BEGIN Given records
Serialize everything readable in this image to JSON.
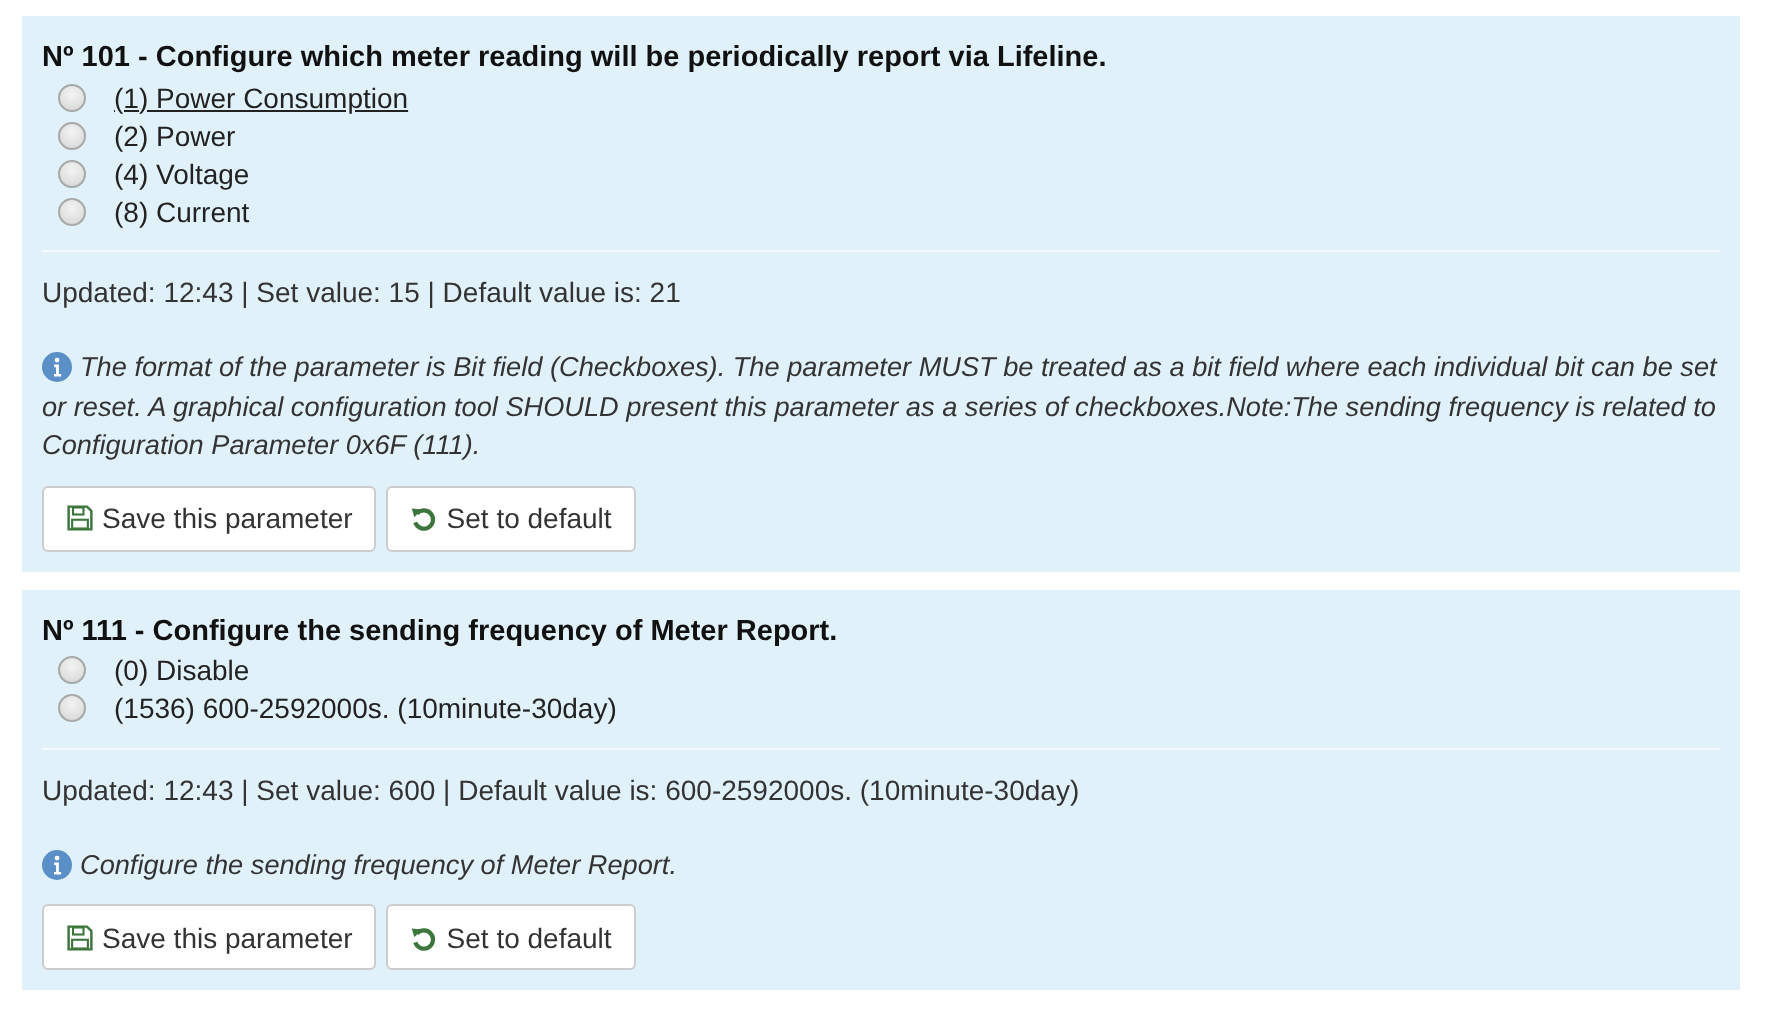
{
  "parameters": [
    {
      "title": "Nº 101 - Configure which meter reading will be periodically report via Lifeline.",
      "options": [
        {
          "label": "(1) Power Consumption",
          "selected": false,
          "underlined": true
        },
        {
          "label": "(2) Power",
          "selected": false,
          "underlined": false
        },
        {
          "label": "(4) Voltage",
          "selected": false,
          "underlined": false
        },
        {
          "label": "(8) Current",
          "selected": false,
          "underlined": false
        }
      ],
      "status": "Updated: 12:43 | Set value: 15 | Default value is: 21",
      "info": "The format of the parameter is Bit field (Checkboxes). The parameter MUST be treated as a bit field where each individual bit can be set or reset. A graphical configuration tool SHOULD present this parameter as a series of checkboxes.Note:The sending frequency is related to Configuration Parameter 0x6F (111).",
      "buttons": [
        {
          "kind": "save",
          "label": "Save this parameter"
        },
        {
          "kind": "reset",
          "label": "Set to default"
        }
      ]
    },
    {
      "title": "Nº 111 - Configure the sending frequency of Meter Report.",
      "options": [
        {
          "label": "(0) Disable",
          "selected": false,
          "underlined": false
        },
        {
          "label": "(1536) 600-2592000s. (10minute-30day)",
          "selected": false,
          "underlined": false
        }
      ],
      "status": "Updated: 12:43 | Set value: 600 | Default value is: 600-2592000s. (10minute-30day)",
      "info": "Configure the sending frequency of Meter Report.",
      "buttons": [
        {
          "kind": "save",
          "label": "Save this parameter"
        },
        {
          "kind": "reset",
          "label": "Set to default"
        }
      ]
    }
  ]
}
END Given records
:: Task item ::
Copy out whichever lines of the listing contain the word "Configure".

:: The completed task ::
      "title": "Nº 101 - Configure which meter reading will be periodically report via Lifeline.",
      "title": "Nº 111 - Configure the sending frequency of Meter Report.",
      "info": "Configure the sending frequency of Meter Report.",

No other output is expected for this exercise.